- _REQUIRED WORK_:
The lines to copy are those in the listing below that contain the word "JSON".

- _PROVIDED DATA_:
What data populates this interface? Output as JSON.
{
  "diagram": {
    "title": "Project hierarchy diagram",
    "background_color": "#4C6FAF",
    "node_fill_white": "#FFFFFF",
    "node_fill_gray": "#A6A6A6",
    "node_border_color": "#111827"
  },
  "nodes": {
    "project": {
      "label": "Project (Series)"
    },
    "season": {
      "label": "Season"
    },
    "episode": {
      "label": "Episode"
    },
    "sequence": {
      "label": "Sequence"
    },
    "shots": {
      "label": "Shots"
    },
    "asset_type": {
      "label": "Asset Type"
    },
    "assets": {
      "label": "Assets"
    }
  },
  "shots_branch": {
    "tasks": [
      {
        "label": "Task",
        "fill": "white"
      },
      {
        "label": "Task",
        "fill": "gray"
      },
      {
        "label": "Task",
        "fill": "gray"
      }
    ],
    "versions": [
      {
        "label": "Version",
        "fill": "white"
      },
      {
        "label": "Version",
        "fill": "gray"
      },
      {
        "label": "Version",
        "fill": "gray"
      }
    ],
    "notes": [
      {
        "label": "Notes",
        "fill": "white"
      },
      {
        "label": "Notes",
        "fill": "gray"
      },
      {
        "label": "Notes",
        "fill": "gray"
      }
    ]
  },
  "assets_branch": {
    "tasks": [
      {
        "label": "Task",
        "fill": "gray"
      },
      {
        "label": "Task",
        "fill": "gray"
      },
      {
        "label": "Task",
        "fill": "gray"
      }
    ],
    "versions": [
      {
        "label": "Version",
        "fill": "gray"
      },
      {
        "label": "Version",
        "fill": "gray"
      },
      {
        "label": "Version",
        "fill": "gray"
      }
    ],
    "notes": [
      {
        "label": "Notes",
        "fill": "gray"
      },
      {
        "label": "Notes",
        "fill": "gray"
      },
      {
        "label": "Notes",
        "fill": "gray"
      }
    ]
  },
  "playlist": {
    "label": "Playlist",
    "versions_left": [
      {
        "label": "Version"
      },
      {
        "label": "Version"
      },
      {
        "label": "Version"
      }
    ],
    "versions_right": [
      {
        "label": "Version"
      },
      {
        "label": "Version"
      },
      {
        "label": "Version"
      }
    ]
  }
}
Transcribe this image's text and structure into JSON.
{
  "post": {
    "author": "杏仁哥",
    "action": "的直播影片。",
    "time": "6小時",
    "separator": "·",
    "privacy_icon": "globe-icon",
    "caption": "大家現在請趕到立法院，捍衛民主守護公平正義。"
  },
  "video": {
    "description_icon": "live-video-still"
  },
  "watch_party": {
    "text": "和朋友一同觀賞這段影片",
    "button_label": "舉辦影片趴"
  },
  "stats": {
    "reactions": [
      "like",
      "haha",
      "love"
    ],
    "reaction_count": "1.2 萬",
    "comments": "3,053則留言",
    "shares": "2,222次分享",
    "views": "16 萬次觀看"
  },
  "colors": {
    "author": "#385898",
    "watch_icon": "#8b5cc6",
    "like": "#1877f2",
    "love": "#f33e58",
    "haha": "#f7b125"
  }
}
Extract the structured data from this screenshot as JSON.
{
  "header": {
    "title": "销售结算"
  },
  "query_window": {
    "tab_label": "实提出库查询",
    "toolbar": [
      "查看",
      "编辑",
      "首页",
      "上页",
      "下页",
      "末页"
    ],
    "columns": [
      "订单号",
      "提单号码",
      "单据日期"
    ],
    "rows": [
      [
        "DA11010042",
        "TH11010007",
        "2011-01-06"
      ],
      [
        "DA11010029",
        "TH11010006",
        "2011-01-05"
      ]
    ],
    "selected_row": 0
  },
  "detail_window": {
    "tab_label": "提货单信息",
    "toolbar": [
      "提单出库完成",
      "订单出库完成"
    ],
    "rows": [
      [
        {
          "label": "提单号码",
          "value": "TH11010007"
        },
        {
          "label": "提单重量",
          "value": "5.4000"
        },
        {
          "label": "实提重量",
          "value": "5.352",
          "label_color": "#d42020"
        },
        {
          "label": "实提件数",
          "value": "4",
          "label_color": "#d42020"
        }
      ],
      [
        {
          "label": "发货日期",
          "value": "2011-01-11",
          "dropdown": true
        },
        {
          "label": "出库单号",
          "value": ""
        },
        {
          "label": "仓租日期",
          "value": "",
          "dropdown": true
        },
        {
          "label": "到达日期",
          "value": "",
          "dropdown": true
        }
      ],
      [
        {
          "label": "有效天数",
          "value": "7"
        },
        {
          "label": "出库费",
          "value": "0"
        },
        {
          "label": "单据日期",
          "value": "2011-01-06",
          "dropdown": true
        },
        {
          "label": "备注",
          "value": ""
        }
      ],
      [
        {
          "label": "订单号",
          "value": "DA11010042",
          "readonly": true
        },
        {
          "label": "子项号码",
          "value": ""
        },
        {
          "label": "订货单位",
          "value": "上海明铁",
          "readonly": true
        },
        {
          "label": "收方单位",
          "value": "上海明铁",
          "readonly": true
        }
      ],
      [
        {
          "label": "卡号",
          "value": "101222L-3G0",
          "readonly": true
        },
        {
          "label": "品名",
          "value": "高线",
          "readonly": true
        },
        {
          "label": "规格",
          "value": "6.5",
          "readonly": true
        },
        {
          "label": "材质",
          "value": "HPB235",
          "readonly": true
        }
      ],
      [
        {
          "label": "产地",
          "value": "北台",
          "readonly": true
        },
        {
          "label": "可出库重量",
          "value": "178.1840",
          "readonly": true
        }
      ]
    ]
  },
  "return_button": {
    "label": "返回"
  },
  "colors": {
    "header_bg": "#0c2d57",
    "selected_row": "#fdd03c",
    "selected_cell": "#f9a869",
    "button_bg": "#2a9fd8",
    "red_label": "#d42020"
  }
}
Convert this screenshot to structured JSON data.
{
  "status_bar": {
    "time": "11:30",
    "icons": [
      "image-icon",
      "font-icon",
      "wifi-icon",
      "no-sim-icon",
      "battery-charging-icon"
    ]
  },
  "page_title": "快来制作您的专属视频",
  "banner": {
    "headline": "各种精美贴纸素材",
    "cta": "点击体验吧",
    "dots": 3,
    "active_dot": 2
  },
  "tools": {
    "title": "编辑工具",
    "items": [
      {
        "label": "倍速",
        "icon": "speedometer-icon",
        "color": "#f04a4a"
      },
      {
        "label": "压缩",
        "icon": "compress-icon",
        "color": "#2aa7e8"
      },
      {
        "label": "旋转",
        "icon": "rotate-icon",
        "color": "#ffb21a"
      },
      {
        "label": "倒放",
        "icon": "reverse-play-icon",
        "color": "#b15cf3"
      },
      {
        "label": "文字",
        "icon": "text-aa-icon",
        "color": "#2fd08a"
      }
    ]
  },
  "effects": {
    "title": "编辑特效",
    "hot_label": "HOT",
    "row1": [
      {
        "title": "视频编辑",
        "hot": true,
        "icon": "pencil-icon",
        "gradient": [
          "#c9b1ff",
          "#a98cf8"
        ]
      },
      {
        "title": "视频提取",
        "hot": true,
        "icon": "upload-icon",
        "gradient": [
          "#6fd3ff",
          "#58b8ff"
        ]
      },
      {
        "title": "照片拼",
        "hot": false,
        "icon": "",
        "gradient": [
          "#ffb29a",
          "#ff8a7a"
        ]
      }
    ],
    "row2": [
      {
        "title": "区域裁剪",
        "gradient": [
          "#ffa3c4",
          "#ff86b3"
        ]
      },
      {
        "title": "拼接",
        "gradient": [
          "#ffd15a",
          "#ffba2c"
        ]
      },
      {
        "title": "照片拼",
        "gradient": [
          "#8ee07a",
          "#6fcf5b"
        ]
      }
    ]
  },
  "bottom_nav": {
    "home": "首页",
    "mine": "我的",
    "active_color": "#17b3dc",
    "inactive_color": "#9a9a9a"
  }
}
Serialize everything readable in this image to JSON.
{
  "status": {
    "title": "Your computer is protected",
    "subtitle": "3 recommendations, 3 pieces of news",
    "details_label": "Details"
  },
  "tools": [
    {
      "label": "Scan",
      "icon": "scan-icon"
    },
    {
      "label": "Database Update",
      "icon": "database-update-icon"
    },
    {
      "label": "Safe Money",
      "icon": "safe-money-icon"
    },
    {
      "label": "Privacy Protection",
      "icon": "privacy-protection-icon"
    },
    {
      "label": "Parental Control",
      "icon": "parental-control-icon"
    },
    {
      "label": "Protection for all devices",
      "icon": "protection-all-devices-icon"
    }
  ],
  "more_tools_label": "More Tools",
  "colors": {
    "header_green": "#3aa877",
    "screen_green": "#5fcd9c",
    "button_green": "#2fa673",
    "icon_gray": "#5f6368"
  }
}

- _TASK RESPONSE_:
What data populates this interface? Output as JSON.
Transcribe this image's text and structure into JSON.
Extract the structured data from this screenshot as JSON.
Convert this screenshot to structured JSON data.
Serialize everything readable in this image to JSON.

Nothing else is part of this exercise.